*** Supplied records

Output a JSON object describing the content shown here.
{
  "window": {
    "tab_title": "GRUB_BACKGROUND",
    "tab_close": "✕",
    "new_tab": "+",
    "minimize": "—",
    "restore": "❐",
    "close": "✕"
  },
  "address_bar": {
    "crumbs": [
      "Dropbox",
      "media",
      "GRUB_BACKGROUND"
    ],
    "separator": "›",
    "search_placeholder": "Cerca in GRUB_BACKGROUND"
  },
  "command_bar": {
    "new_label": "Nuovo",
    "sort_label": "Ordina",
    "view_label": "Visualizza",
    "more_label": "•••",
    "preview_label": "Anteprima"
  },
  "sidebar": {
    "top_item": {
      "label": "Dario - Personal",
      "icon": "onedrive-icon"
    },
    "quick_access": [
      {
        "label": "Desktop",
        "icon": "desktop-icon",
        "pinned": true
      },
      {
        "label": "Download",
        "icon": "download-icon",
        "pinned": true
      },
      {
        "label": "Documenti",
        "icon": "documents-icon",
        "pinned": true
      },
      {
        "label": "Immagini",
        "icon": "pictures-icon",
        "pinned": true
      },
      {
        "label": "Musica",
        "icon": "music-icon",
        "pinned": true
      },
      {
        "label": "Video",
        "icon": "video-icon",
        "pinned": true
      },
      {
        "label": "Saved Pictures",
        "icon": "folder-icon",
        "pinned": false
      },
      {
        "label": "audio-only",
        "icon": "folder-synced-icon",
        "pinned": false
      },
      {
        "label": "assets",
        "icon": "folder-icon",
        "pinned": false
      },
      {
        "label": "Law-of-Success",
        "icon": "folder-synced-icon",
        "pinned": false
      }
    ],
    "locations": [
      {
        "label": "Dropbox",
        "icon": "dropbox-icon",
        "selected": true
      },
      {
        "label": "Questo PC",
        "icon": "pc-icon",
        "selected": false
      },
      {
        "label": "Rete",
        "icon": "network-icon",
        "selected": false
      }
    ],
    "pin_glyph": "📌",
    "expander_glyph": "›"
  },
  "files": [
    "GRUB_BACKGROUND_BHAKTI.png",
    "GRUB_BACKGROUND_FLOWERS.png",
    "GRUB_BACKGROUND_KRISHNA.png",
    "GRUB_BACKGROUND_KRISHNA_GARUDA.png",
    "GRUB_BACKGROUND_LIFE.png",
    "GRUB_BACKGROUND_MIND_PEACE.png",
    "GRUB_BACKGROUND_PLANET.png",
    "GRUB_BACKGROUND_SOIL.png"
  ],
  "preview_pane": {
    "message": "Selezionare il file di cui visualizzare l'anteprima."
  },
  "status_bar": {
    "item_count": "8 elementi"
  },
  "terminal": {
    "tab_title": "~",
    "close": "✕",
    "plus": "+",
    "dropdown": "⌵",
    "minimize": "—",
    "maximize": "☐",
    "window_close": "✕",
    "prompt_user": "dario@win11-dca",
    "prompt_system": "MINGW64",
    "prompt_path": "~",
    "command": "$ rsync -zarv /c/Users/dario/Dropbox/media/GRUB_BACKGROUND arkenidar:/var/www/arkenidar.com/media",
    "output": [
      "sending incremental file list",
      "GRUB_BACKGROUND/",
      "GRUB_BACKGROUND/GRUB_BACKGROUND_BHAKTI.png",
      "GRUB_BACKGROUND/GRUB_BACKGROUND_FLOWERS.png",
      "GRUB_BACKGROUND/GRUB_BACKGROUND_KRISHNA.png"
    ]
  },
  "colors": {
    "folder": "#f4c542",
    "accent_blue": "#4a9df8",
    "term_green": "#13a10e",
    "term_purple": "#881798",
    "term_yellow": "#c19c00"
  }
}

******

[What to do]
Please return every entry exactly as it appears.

[Worked solution]
Output a JSON object describing the content shown here.
{
  "window": {
    "tab_title": "GRUB_BACKGROUND",
    "tab_close": "✕",
    "new_tab": "+",
    "minimize": "—",
    "restore": "❐",
    "close": "✕"
  },
  "address_bar": {
    "crumbs": [
      "Dropbox",
      "media",
      "GRUB_BACKGROUND"
    ],
    "separator": "›",
    "search_placeholder": "Cerca in GRUB_BACKGROUND"
  },
  "command_bar": {
    "new_label": "Nuovo",
    "sort_label": "Ordina",
    "view_label": "Visualizza",
    "more_label": "•••",
    "preview_label": "Anteprima"
  },
  "sidebar": {
    "top_item": {
      "label": "Dario - Personal",
      "icon": "onedrive-icon"
    },
    "quick_access": [
      {
        "label": "Desktop",
        "icon": "desktop-icon",
        "pinned": true
      },
      {
        "label": "Download",
        "icon": "download-icon",
        "pinned": true
      },
      {
        "label": "Documenti",
        "icon": "documents-icon",
        "pinned": true
      },
      {
        "label": "Immagini",
        "icon": "pictures-icon",
        "pinned": true
      },
      {
        "label": "Musica",
        "icon": "music-icon",
        "pinned": true
      },
      {
        "label": "Video",
        "icon": "video-icon",
        "pinned": true
      },
      {
        "label": "Saved Pictures",
        "icon": "folder-icon",
        "pinned": false
      },
      {
        "label": "audio-only",
        "icon": "folder-synced-icon",
        "pinned": false
      },
      {
        "label": "assets",
        "icon": "folder-icon",
        "pinned": false
      },
      {
        "label": "Law-of-Success",
        "icon": "folder-synced-icon",
        "pinned": false
      }
    ],
    "locations": [
      {
        "label": "Dropbox",
        "icon": "dropbox-icon",
        "selected": true
      },
      {
        "label": "Questo PC",
        "icon": "pc-icon",
        "selected": false
      },
      {
        "label": "Rete",
        "icon": "network-icon",
        "selected": false
      }
    ],
    "pin_glyph": "📌",
    "expander_glyph": "›"
  },
  "files": [
    "GRUB_BACKGROUND_BHAKTI.png",
    "GRUB_BACKGROUND_FLOWERS.png",
    "GRUB_BACKGROUND_KRISHNA.png",
    "GRUB_BACKGROUND_KRISHNA_GARUDA.png",
    "GRUB_BACKGROUND_LIFE.png",
    "GRUB_BACKGROUND_MIND_PEACE.png",
    "GRUB_BACKGROUND_PLANET.png",
    "GRUB_BACKGROUND_SOIL.png"
  ],
  "preview_pane": {
    "message": "Selezionare il file di cui visualizzare l'anteprima."
  },
  "status_bar": {
    "item_count": "8 elementi"
  },
  "terminal": {
    "tab_title": "~",
    "close": "✕",
    "plus": "+",
    "dropdown": "⌵",
    "minimize": "—",
    "maximize": "☐",
    "window_close": "✕",
    "prompt_user": "dario@win11-dca",
    "prompt_system": "MINGW64",
    "prompt_path": "~",
    "command": "$ rsync -zarv /c/Users/dario/Dropbox/media/GRUB_BACKGROUND arkenidar:/var/www/arkenidar.com/media",
    "output": [
      "sending incremental file list",
      "GRUB_BACKGROUND/",
      "GRUB_BACKGROUND/GRUB_BACKGROUND_BHAKTI.png",
      "GRUB_BACKGROUND/GRUB_BACKGROUND_FLOWERS.png",
      "GRUB_BACKGROUND/GRUB_BACKGROUND_KRISHNA.png"
    ]
  },
  "colors": {
    "folder": "#f4c542",
    "accent_blue": "#4a9df8",
    "term_green": "#13a10e",
    "term_purple": "#881798",
    "term_yellow": "#c19c00"
  }
}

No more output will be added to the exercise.